The Future


© Dave Granlund



Through our extenstive research, we can reasonably conclude that woodfuel in the Adirondacks could potentially serve as a viable and sustainable alternative heating source. First and foremost, woodfuel is a renewable heat source. Further, scientifically speaking, woodfuel is carbon neutral, emits less greenhouse gases than alternative heating sources when correctly implemented, and may even promote biodiversity within the Adirondack forests themselves. Moreover, from an economic standpoint, investing in woodfuel would support local wood distributers, and therefore boost the overall economy.

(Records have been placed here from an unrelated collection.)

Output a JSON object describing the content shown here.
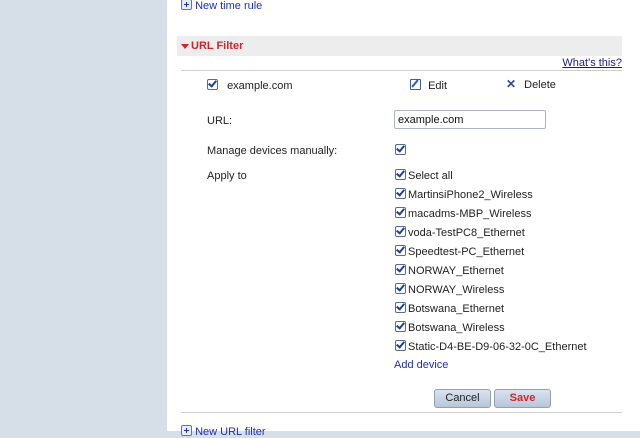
{
  "top_link": {
    "label": "New time rule"
  },
  "section": {
    "title": "URL Filter",
    "help": "What's this?"
  },
  "rule": {
    "name": "example.com",
    "edit_label": "Edit",
    "delete_label": "Delete"
  },
  "form": {
    "url_label": "URL:",
    "url_value": "example.com",
    "manage_label": "Manage devices manually:",
    "apply_label": "Apply to"
  },
  "devices": [
    "Select all",
    "MartinsiPhone2_Wireless",
    "macadms-MBP_Wireless",
    "voda-TestPC8_Ethernet",
    "Speedtest-PC_Ethernet",
    "NORWAY_Ethernet",
    "NORWAY_Wireless",
    "Botswana_Ethernet",
    "Botswana_Wireless",
    "Static-D4-BE-D9-06-32-0C_Ethernet"
  ],
  "add_device_label": "Add device",
  "buttons": {
    "cancel": "Cancel",
    "save": "Save"
  },
  "bottom_link": {
    "label": "New URL filter"
  },
  "colors": {
    "accent_red": "#d6232b",
    "link_blue": "#1a2ec8",
    "sidebar_bg": "#d6dee8"
  }
}
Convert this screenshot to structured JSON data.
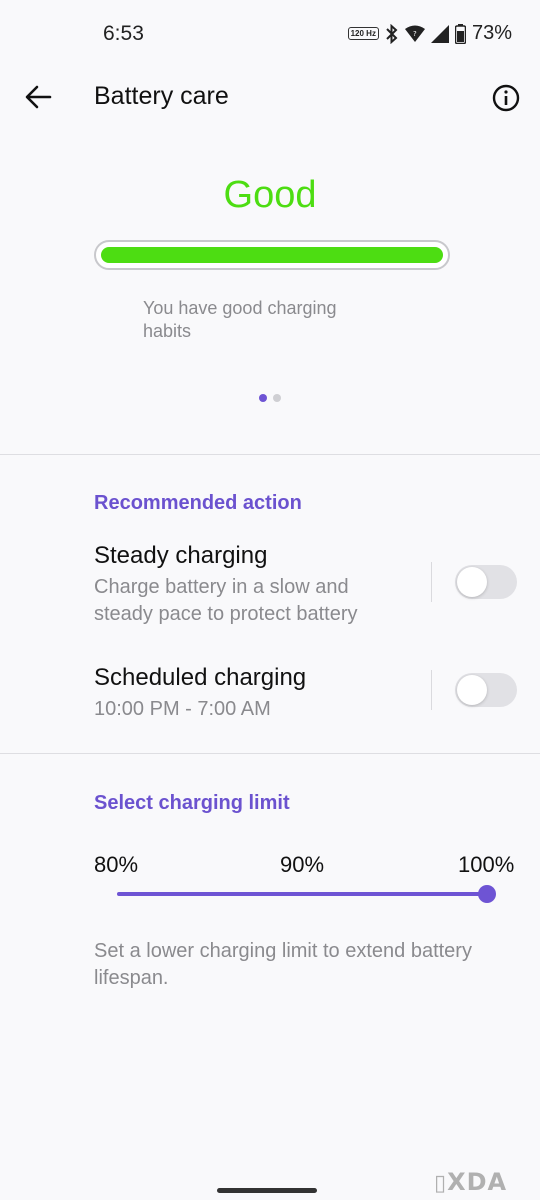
{
  "status_bar": {
    "time": "6:53",
    "rate_badge": "120 Hz",
    "battery_percent": "73%"
  },
  "header": {
    "title": "Battery care",
    "back_icon": "arrow-left-icon",
    "info_icon": "info-circle-icon"
  },
  "health": {
    "status": "Good",
    "status_color": "#4ddd12",
    "bar_fill_fraction": 1.0,
    "description": "You have good charging habits",
    "pages": 2,
    "active_page": 0
  },
  "recommended": {
    "header": "Recommended action",
    "items": [
      {
        "title": "Steady charging",
        "subtitle": "Charge battery in a slow and steady pace to protect battery",
        "enabled": false
      },
      {
        "title": "Scheduled charging",
        "subtitle": "10:00 PM - 7:00 AM",
        "enabled": false
      }
    ]
  },
  "charging_limit": {
    "header": "Select charging limit",
    "options": [
      "80%",
      "90%",
      "100%"
    ],
    "selected": "100%",
    "description": "Set a lower charging limit to extend battery lifespan."
  },
  "watermark": "XDA",
  "accent_color": "#6e54d4"
}
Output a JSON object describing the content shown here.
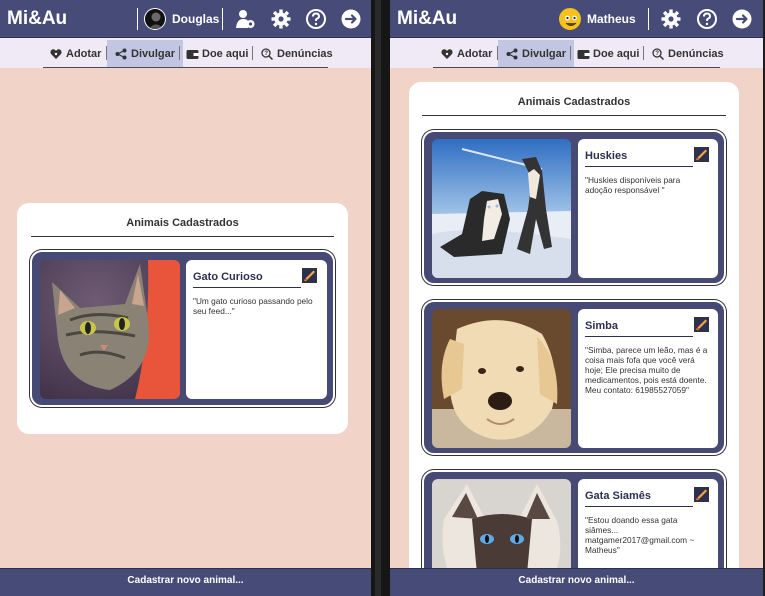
{
  "app": {
    "brand": "Mi&Au"
  },
  "left": {
    "user": "Douglas",
    "panel_title": "Animais Cadastrados",
    "cards": [
      {
        "name": "Gato Curioso",
        "desc": "\"Um gato curioso passando pelo seu feed...\""
      }
    ]
  },
  "right": {
    "user": "Matheus",
    "panel_title": "Animais Cadastrados",
    "cards": [
      {
        "name": "Huskies",
        "desc": "\"Huskies disponíveis para adoção responsável \""
      },
      {
        "name": "Simba",
        "desc": "\"Simba, parece um leão, mas é a coisa mais fofa que você verá hoje; Ele precisa muito de medicamentos, pois está doente. Meu contato: 61985527059\""
      },
      {
        "name": "Gata Siamês",
        "desc": "\"Estou doando essa gata siâmes... matgamer2017@gmail.com ~ Matheus\""
      }
    ]
  },
  "tabs": [
    {
      "label": "Adotar",
      "icon": "heart-paw-icon"
    },
    {
      "label": "Divulgar",
      "icon": "share-icon",
      "active": true
    },
    {
      "label": "Doe aqui",
      "icon": "wallet-icon"
    },
    {
      "label": "Denúncias",
      "icon": "help-search-icon"
    }
  ],
  "topbar_icons": [
    "user-settings-icon",
    "gear-icon",
    "help-icon",
    "logout-icon"
  ],
  "footer": {
    "label": "Cadastrar novo animal..."
  },
  "colors": {
    "header": "#474b77",
    "background": "#f1d3c8",
    "tab_active": "#c3c6e3",
    "tabbar": "#efeaf5"
  }
}
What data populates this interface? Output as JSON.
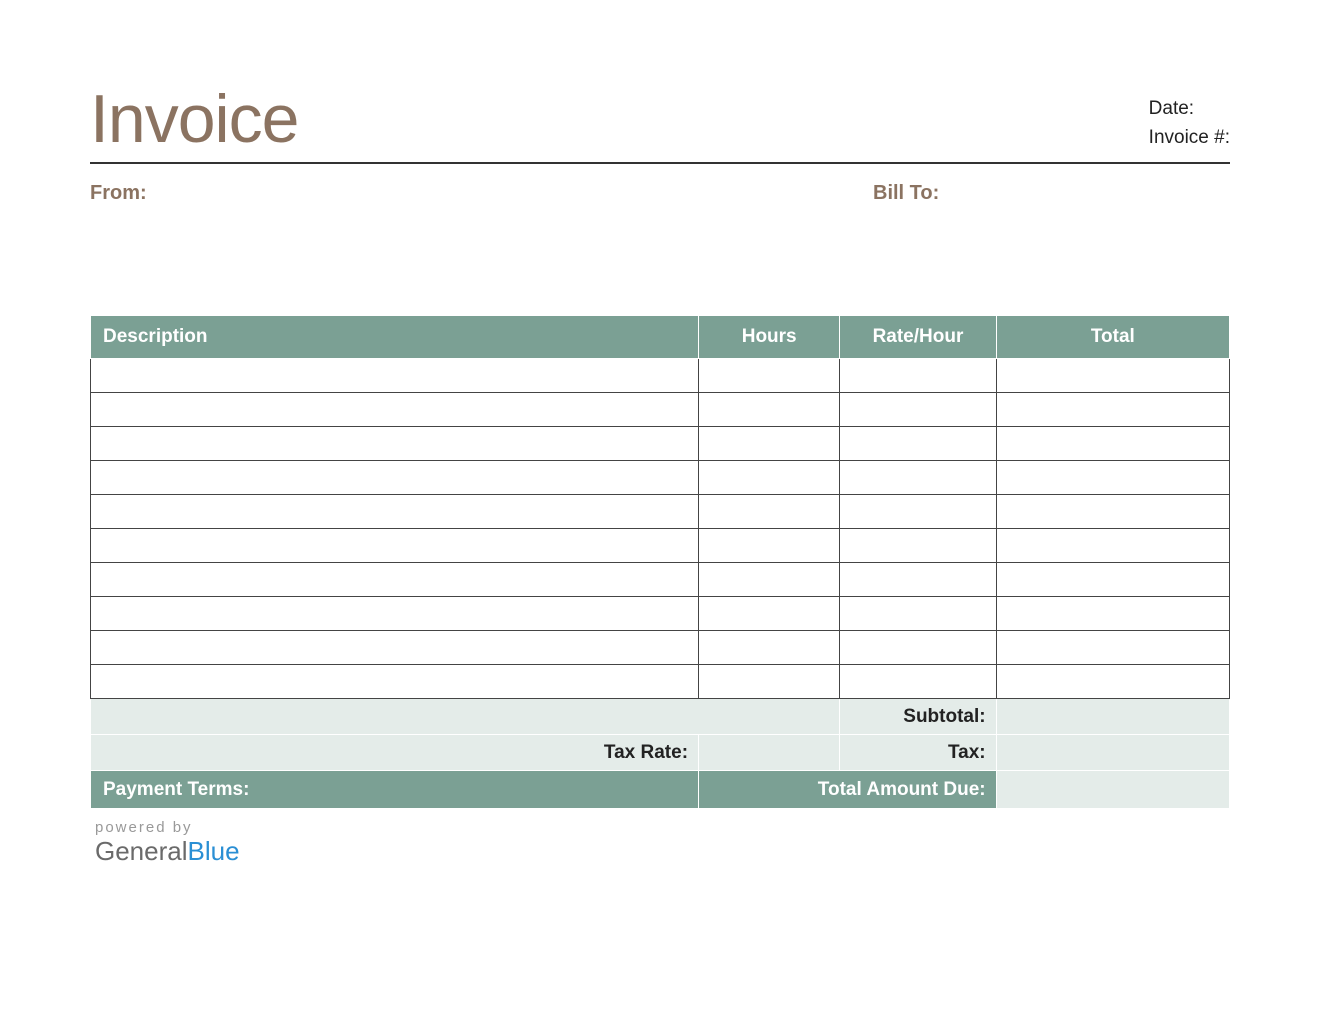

We have concluded the the main hinderence of implementing woodfuel extensively throughout the Adirondacks is the lack of both an economically and environmentally sound supply of wood. As seen in the case studies, woodfuel can be implemented from individual homes to larger buildings. Nevertheless, in each of the case studies, wood was primarily being distributed through private companies. While the state governmnet supports these private distributors and supports investing in woodfuel as an alternative heating source, it lacks a concrete plan as to what exactly logging for woodfuel would look like in the future in the Adirondack Park. Therefore, given all of its benefits, woodfuel holds great potential in being an alternative heating source in the Adirondacks, but would only be successfuly if the state government could delegate forest preserve land open to sustainable logging in order to supply enough wood for the region.